### Source records
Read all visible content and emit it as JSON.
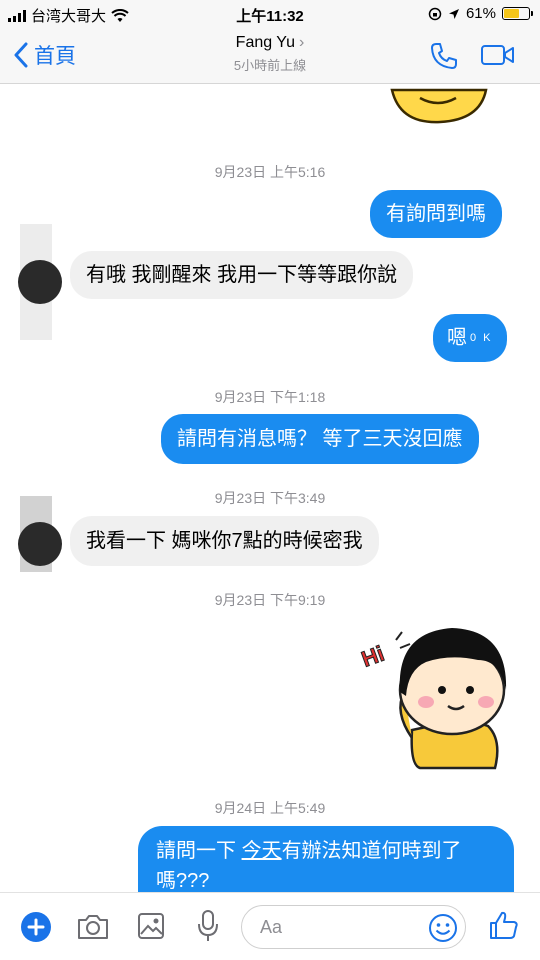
{
  "status_bar": {
    "carrier": "台湾大哥大",
    "time": "上午11:32",
    "battery": "61%",
    "battery_level": 0.61
  },
  "header": {
    "back_label": "首頁",
    "contact_name": "Fang Yu",
    "last_active": "5小時前上線"
  },
  "messages": {
    "ts1": "9月23日 上午5:16",
    "m1": "有詢問到嗎",
    "m2": "有哦 我剛醒來 我用一下等等跟你說",
    "m3": "嗯",
    "m3_sup": "0 K",
    "ts2": "9月23日 下午1:18",
    "m4": "請問有消息嗎？ 等了三天沒回應",
    "ts3": "9月23日 下午3:49",
    "m5": "我看一下 媽咪你7點的時候密我",
    "ts4": "9月23日 下午9:19",
    "sticker_text": "Hi",
    "ts5": "9月24日 上午5:49",
    "m6_a": "請問一下 ",
    "m6_b": "今天",
    "m6_c": "有辦法知道何時到了",
    "m6_d": "嗎???"
  },
  "composer": {
    "placeholder": "Aa"
  },
  "colors": {
    "accent": "#1a8cf0",
    "incoming_bubble": "#f0f0f0",
    "timestamp": "#8e8e93"
  },
  "icons": [
    "signal-icon",
    "wifi-icon",
    "lock-rotation-icon",
    "location-icon",
    "battery-icon",
    "back-chevron-icon",
    "phone-icon",
    "video-icon",
    "plus-icon",
    "camera-icon",
    "image-icon",
    "microphone-icon",
    "emoji-icon",
    "thumbs-up-icon"
  ]
}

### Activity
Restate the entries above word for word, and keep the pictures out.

### Result of the task
Read all visible content and emit it as JSON.
{
  "status_bar": {
    "carrier": "台湾大哥大",
    "time": "上午11:32",
    "battery": "61%",
    "battery_level": 0.61
  },
  "header": {
    "back_label": "首頁",
    "contact_name": "Fang Yu",
    "last_active": "5小時前上線"
  },
  "messages": {
    "ts1": "9月23日 上午5:16",
    "m1": "有詢問到嗎",
    "m2": "有哦 我剛醒來 我用一下等等跟你說",
    "m3": "嗯",
    "m3_sup": "0 K",
    "ts2": "9月23日 下午1:18",
    "m4": "請問有消息嗎？ 等了三天沒回應",
    "ts3": "9月23日 下午3:49",
    "m5": "我看一下 媽咪你7點的時候密我",
    "ts4": "9月23日 下午9:19",
    "sticker_text": "Hi",
    "ts5": "9月24日 上午5:49",
    "m6_a": "請問一下 ",
    "m6_b": "今天",
    "m6_c": "有辦法知道何時到了",
    "m6_d": "嗎???"
  },
  "composer": {
    "placeholder": "Aa"
  },
  "colors": {
    "accent": "#1a8cf0",
    "incoming_bubble": "#f0f0f0",
    "timestamp": "#8e8e93"
  },
  "icons": [
    "signal-icon",
    "wifi-icon",
    "lock-rotation-icon",
    "location-icon",
    "battery-icon",
    "back-chevron-icon",
    "phone-icon",
    "video-icon",
    "plus-icon",
    "camera-icon",
    "image-icon",
    "microphone-icon",
    "emoji-icon",
    "thumbs-up-icon"
  ]
}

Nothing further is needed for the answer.